Blain LaMotta’s review published on Letterboxd:
Love exists in a rigorously controlled environment in Peter Strickland’s sublime masterwork, THE DUKE OF BURGUNDY. It is in this artificial construct where partners Cynthia (Sidse Babett Knudsen) and Evelyn (Chiara D'Anna) reside. As in all endeavors where human emotion plays a part, cracks are bound to make themselves known. The various butterflies and moths that Cynthia studies and collects carry a specific meaning when applied to this central relationship. Strickland is the scientist who puts them under the microscope, cataloging their developmental cycle, exposing the nature of their companionship.

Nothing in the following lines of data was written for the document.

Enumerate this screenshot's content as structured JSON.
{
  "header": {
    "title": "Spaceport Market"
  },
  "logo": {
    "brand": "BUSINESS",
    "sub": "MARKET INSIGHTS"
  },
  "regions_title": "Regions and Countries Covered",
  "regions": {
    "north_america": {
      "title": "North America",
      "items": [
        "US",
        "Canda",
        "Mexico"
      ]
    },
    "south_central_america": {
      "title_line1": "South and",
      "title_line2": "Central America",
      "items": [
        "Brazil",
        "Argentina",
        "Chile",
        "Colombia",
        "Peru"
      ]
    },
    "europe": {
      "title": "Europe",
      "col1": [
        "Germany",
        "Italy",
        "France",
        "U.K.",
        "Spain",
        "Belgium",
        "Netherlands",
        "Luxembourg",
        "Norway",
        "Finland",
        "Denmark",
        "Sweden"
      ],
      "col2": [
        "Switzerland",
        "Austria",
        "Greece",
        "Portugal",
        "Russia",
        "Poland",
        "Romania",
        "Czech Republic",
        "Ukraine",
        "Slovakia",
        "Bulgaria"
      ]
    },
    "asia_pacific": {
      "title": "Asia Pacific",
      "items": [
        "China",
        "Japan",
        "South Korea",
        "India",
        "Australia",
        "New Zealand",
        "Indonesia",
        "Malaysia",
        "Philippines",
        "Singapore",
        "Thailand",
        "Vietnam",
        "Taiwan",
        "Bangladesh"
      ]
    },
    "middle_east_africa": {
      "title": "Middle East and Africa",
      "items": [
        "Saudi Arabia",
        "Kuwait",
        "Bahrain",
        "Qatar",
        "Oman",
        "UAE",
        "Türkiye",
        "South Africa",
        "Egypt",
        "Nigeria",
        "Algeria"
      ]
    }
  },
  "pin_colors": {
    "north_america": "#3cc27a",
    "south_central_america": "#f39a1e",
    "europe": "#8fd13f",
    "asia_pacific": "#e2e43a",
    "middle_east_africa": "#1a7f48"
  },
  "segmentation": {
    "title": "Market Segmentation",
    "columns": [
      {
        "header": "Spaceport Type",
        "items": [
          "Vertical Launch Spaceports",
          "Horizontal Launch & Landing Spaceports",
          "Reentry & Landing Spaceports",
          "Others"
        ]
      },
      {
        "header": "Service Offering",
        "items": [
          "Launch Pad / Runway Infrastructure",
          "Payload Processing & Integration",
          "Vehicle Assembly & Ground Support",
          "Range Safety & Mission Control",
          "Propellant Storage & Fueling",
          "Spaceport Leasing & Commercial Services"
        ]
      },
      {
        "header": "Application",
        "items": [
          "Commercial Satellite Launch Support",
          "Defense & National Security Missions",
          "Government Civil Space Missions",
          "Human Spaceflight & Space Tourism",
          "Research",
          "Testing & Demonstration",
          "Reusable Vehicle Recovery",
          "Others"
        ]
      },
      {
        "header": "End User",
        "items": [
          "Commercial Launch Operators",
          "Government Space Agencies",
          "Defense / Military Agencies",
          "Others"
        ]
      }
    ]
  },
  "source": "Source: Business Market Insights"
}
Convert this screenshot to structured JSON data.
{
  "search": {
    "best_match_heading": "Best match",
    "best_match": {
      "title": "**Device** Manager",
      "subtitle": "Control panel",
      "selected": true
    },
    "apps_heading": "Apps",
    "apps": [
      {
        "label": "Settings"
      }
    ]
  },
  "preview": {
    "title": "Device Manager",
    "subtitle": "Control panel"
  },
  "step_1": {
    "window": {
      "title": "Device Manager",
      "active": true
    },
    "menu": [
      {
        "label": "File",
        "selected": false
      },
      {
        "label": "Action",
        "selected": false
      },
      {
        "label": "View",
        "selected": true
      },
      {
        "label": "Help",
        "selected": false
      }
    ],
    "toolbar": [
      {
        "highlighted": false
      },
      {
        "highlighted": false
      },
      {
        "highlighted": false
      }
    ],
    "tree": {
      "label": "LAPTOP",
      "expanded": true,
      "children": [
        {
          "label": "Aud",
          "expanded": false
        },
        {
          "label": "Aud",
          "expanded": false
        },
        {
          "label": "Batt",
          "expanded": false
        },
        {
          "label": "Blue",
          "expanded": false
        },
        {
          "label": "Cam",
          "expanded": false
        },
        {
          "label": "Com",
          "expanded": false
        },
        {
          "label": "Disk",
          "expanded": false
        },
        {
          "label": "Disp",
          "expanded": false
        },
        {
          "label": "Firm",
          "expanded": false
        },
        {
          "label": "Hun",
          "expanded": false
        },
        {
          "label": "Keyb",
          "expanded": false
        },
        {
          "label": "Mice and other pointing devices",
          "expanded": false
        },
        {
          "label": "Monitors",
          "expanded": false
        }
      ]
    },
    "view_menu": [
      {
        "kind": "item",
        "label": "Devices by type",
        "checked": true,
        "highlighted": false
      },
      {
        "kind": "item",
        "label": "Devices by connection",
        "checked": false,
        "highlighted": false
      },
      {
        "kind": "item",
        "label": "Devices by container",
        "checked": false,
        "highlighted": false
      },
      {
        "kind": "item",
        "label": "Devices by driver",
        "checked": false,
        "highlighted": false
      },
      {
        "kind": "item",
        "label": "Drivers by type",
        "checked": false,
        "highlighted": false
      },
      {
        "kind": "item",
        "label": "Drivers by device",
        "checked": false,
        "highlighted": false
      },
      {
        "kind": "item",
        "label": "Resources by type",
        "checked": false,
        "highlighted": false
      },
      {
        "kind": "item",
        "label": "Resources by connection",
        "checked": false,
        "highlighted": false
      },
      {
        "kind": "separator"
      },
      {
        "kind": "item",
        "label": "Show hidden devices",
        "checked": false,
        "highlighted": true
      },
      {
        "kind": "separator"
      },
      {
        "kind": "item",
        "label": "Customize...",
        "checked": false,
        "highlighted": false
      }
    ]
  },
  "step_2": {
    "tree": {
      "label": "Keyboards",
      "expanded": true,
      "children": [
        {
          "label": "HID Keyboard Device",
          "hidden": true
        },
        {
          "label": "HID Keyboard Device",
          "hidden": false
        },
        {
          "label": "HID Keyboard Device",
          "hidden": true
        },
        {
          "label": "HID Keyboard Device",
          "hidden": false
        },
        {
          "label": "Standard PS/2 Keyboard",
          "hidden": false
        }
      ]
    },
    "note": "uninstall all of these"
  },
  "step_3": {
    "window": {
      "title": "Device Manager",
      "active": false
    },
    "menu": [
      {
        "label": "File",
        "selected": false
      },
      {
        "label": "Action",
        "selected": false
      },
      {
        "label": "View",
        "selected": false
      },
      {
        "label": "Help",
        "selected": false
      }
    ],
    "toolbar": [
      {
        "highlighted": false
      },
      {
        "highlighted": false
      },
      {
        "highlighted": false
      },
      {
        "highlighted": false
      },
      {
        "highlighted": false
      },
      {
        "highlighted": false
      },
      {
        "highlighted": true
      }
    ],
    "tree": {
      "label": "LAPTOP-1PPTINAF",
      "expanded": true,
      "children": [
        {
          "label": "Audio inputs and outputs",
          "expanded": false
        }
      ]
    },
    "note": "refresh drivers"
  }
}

The difference is that there is no clinical distance between the audience and what transpires on the screen. The formal mastery on display showcases a tenderness and intuitive understanding of the lengths people are willing to go to satisfy their needs and the needs of others. The fact that BDSM is the name of the game is beside the point. There is a universal resonance here that anyone can relate to. It elevates what could be seen as an empty ode to classic erotic cinema into something special and everlasting. Nic Knowland’s sensual cinematography, as well as the seamless editing by Mátyás Fekete are just two of the many crucial elements that add to the film’s considerable effectiveness. They both cleverly intensify the mundane and reconfigure it into a surreal, effervescent poetry. The same goes for the intricately conceived, all-encompassing sound design and the infectious, dreamlike pop music of Cat’s Eye. But we all know the peerless technical craft here wouldn’t mean a thing without the subtle, engrossing performances by Knudsen and D’Anna. As the roles of the dominant and the submissive slowly unravel due to the overabundance of passion that is waiting to burst out, it becomes clear that desire is not to be put into a box left to suffocate. It requires patience and a nurturing hand to make it work. The individual is simply too complex to be labeled. At the end of the day, the repetitive role playing Cynthia and Evelyn indulge in gives way to a renewed appreciation of what they have. And with that, a fresh, uncharted cycle is born. Whether it stays that way remains to be seen, but love is not easy now, is it?